Chapter 3, “Ministry to a Hopeless Man” pp. 47-80
Nouwen observes that in all walks of life people lead others. In the simplest form, leadership may be a one-on-one encounter. These simple interactions may be key to understanding more complex relationships.
Nouwen builds a case study involving a patient and a chaplain. The patient is frightened and essentially shuts down conversation. The patient is scared of the impersonal, technological surroundings in the hospital. He was fearful of death but the chaplain did not perceive this. The patient has nothing good waiting for his recovery so does not really know what to desire, not to mention how to express his desires.

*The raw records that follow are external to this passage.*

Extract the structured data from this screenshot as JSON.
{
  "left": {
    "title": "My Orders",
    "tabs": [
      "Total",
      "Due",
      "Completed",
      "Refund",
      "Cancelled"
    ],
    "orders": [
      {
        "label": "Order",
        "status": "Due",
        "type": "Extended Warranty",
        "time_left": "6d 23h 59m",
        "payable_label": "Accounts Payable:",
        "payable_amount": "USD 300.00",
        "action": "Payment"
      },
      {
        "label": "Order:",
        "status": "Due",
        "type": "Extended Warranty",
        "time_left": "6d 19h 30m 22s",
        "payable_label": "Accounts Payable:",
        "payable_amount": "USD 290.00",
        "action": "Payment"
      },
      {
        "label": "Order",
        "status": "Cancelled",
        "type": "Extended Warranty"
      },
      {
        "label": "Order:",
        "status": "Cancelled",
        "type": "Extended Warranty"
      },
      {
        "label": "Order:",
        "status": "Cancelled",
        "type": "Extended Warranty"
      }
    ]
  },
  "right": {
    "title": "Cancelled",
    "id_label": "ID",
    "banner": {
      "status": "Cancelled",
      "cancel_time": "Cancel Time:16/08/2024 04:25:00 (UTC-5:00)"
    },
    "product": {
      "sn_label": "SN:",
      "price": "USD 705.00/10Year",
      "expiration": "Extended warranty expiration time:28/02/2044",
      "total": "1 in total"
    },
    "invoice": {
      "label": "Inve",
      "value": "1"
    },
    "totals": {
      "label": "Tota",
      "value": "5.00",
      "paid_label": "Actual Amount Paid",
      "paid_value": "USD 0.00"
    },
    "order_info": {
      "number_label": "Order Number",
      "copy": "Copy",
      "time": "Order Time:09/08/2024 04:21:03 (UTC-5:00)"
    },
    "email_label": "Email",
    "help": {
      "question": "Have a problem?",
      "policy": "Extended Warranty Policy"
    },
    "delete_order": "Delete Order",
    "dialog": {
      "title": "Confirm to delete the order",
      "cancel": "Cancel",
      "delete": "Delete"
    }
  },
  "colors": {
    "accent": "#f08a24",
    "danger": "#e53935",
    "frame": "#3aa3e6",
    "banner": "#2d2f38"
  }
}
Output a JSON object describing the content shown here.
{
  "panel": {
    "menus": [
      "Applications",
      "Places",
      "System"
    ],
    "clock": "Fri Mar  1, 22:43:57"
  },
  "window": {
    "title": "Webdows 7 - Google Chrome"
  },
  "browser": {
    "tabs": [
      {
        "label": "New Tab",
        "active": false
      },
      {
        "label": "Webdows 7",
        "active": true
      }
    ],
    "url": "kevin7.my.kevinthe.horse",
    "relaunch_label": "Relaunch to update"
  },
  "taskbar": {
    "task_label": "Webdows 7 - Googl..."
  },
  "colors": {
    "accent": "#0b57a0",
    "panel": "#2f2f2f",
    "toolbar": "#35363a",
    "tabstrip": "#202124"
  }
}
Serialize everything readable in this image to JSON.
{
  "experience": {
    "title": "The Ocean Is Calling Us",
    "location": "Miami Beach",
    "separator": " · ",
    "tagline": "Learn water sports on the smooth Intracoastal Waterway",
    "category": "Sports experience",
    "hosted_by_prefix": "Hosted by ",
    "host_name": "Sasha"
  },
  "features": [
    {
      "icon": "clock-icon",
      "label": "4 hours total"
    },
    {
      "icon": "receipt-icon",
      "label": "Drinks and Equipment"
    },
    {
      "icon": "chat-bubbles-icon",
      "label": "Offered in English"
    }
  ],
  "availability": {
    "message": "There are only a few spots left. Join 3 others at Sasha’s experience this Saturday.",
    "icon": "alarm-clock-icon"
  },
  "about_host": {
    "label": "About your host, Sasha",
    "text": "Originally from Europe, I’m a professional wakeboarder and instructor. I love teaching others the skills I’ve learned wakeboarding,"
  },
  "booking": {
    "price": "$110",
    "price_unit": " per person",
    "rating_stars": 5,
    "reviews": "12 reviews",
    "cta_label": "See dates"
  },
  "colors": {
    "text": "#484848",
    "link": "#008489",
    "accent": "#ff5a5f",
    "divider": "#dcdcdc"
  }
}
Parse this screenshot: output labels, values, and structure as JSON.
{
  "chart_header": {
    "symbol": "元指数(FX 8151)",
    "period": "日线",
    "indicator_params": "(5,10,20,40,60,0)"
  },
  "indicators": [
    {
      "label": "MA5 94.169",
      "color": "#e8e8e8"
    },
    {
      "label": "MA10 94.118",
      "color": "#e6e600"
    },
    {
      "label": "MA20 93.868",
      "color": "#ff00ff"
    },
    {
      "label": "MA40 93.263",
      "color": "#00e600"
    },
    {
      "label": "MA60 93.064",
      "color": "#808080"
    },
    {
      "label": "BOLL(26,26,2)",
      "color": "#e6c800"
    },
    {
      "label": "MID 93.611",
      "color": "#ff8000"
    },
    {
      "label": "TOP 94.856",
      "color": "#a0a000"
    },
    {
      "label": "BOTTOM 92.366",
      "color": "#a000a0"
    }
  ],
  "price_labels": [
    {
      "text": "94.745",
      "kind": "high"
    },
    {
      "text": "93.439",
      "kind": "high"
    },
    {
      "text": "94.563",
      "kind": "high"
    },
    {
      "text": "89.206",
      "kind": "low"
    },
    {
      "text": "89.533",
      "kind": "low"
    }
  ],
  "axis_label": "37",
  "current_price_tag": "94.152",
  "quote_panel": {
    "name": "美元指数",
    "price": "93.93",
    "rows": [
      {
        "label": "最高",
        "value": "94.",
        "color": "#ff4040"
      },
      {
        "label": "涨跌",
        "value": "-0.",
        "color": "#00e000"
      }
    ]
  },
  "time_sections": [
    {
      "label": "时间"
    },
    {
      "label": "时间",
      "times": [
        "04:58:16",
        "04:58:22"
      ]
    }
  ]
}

We think about these conditions, as does Nouwen on p. 62. “What could or should John have done for Mr. Harrison? But this question is really not fair. For the condition of Mr. Harrison was not immediately clear and comprehensible.” Possibly the theology student could have recognized the impersonal surroundings and given a personal response. This moving forward to make oneself known and knowable is an important step in ministry, especially in a largely impersonal world. The Christian can promise to be present, whether in life or in death. This is a great comfort. We minister through showing “first, personal concern, which asks one man to give his life for his fellow man; second, a deep-rooted faith in the value and meaning of life, even when the days look dark; and third, an outgoing hope which always looks for tomorrow, even beyond the moment of death” (p. 71).